top of page
  • Writer's pictureGREEN Hospitality

Rethinking Single-Use Plastics: Hong Kong's Ban on Disposables


Image source: The Green List


As Earth Day approaches, our thoughts turn to environmental protection and sustainability. The hospitality industry has a huge opportunity to reduce plastic waste and show leadership in sustainability. Among the many sustainability initiatives underway, Hong Kong’s upcoming ban on disposable plastic tableware items, expected to come into effect on 22 April, serves as an important step in the right direction. However, as we adjust to these new policies, it is essential we take a moment to understand the impact of our plastic consumption habits and make conscious choices that contribute to a sustainable future. 



The Pervasiveness of Single-Use Plastics

Before disposable plastics become the convenient to-go containers and utensils we know so well, they must go through an intricate process of production. The Great Pacific Garbage Patch: This is a well-known example of marine plastic pollution. It is a vast area in the Pacific Ocean where plastic debris accumulates due to ocean currents known as gyres. It's estimated to be multiple times the size of Texas. Plastics are made from non-renewable fossil fuels through an energy-intensive process, which significantly contributes to the climate crisis. After brief moments of use, these plastics leave a lasting impact on the environment as waste. Did you know that the average length of time a person uses a plastic bag for is 12 minutes? As we have seen, mismanagement of plastic waste leads to plastic pollution contaminating ecosystems worldwide.  Of the plastic waste generated globally, single-use plastics comprise the greatest proportion up to 50%.


Here's what Hong Kong's ban covers and how the hospitality industry can embrace sustainable practices.


Phase One (Starting April 2022)

  • Bans plastic straws, stirrers, cutlery and plates for dine-in and takeaway

  • Bans single-use plastic cups, cup lids, and food containers for dine-in

  • Bans free plastic toiletries in hotels in small containers

  • Bans free plastic water bottles in hotel rooms


Phase Two (Potentially Starting 2025)

  • Expands ban to all single-use plastics for dine-in and takeaway

  • Bans additional items like plastic food containers, gloves, and more


The Reasons Behind the Ban Hong Kong produces 10,809 tonnes of waste daily, with 21% being plastics. Because plastics can’t biodegrade, they stay in the environment, threatening ecology and the health and safety of all life forms. A public consultation found over 90% of respondents supported regulating single-use plastics. The UN has also set goals for reducing plastic pollution globally. It's clear change is needed.


Fines and Penalty of Breaking the Law

I know, bummer if you're used to grabbing a plastic fork with your takeout order!

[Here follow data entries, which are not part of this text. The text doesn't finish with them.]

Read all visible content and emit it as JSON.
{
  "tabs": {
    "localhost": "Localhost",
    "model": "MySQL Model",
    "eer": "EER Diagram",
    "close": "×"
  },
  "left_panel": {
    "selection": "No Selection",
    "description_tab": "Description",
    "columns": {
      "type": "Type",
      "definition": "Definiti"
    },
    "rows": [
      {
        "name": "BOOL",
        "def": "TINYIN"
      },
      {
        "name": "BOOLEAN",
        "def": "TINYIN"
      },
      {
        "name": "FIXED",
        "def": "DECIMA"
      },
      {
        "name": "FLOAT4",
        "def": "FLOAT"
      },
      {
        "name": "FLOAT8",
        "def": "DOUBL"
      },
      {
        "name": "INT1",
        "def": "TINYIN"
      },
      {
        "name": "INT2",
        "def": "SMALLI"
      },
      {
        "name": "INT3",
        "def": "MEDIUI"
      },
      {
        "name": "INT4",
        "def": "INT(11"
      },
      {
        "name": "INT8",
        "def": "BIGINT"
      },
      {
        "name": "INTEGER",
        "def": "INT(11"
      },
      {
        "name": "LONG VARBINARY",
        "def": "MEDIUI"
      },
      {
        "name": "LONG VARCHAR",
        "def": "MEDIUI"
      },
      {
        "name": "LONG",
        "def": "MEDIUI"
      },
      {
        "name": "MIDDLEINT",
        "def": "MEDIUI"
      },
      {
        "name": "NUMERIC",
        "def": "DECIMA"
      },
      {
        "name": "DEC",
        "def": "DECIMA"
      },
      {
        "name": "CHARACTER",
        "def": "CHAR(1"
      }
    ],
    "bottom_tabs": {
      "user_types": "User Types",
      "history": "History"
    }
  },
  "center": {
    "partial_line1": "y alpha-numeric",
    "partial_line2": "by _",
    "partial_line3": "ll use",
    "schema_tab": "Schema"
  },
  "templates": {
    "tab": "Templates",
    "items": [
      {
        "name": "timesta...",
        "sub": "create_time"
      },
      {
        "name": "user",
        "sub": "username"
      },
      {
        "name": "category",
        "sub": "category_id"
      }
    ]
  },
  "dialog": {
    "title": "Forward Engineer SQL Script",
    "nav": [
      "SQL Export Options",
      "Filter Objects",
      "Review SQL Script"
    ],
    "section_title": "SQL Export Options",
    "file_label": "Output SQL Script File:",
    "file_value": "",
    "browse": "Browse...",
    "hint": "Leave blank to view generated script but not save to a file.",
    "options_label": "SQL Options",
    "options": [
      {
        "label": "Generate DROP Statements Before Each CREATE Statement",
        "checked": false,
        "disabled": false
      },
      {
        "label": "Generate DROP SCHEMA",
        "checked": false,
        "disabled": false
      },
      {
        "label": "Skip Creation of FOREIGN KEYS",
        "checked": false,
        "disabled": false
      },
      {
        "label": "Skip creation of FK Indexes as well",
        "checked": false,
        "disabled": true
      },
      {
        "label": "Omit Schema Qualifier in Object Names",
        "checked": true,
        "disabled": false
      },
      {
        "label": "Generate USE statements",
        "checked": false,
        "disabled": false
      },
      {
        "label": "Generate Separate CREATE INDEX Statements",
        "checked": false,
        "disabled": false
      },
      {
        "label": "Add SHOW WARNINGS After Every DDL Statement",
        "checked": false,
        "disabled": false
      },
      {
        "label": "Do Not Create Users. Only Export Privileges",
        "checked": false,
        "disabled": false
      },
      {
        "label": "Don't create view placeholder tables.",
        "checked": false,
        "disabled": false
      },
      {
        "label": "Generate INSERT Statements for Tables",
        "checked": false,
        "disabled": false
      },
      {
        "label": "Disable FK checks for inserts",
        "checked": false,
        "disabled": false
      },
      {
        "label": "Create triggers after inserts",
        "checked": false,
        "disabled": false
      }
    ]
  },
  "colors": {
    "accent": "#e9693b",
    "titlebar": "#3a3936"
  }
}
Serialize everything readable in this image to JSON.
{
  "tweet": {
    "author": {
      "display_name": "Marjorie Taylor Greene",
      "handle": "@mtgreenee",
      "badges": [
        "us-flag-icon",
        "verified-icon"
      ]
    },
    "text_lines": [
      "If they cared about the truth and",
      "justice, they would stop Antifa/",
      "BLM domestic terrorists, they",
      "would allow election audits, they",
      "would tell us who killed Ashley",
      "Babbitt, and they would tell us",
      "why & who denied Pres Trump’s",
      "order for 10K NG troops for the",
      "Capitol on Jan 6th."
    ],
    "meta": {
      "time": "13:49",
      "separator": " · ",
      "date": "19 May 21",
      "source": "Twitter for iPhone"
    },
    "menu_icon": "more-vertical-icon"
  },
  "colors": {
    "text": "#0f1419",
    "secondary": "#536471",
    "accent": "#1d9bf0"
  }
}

This Product Eco-responsibility Ordinance means eateries can't hand out things like plastic forks, knives, spoons, or chopsticks anymore to comply with the regulation.

For any violation of the regulation, restaurants and shops can be fined up to HKD100,000. There's also going to be a fixed penalty where inspectors can slap places with a HKD2,000 ticket for violating the ban. 


How the Hospitality Industry can be Leaders in Sustainability

In constant interaction with customers, suppliers, and the public at large, hotels, restaurants, bars, caterers and more have a unique opportunity to lead the change and inspire sustainable practices. Here are some tips:

  • Source alternative reusable or compostable service ware for dining and takeaway. Excellent options include bamboo, wood, paper, and plant-based plastics. Ensure they are sturdy enough for their intended use and that there are facilities in Hong Kong for the handling of these waste.

  • Provide guests with reusable bottles and encourage refilling. Place filtered water dispensers in common areas and meeting spaces to cut plastic water bottle waste.

  • Replace miniature plastic toiletries with bulk dispensers, soaps, and scrubbers. Use recyclable paper packaging when needed.

  • Use cloth napkins and tablecloths instead of plastic varieties. Choose sustainable fabrics like organic cotton.

  • Offer condiments, butter, and spreads in dishes for communal use rather than wasteful individual packets.

  • Train staff on sustainability practices and upholding the plastic requirements. Ensure they can communicate this to customers as well.

  • Communicate sustainability efforts through menus, signage, TV screens, websites and more. Inspire guests to take part.


From our partners in the hospitality and F&B industry, we see the possibility of plastic reduction through rethinking practices. Small changes, when multiplied, can make a big difference. Additionally, being an industry leader in driving change in plastic reduction is beneficial to brand reputation as well. Hong Kong's plastic ban serves as a model for more regions worldwide to follow.


At GREEN Hospitality, we look forward to seeing more determined, innovative efforts in the waste reduction front. Get in touch with us at hello@greenhospitality.io if you are seeking consultation to kick-start or streamline your waste reduction endeavors.

Comments


Blogs
bottom of page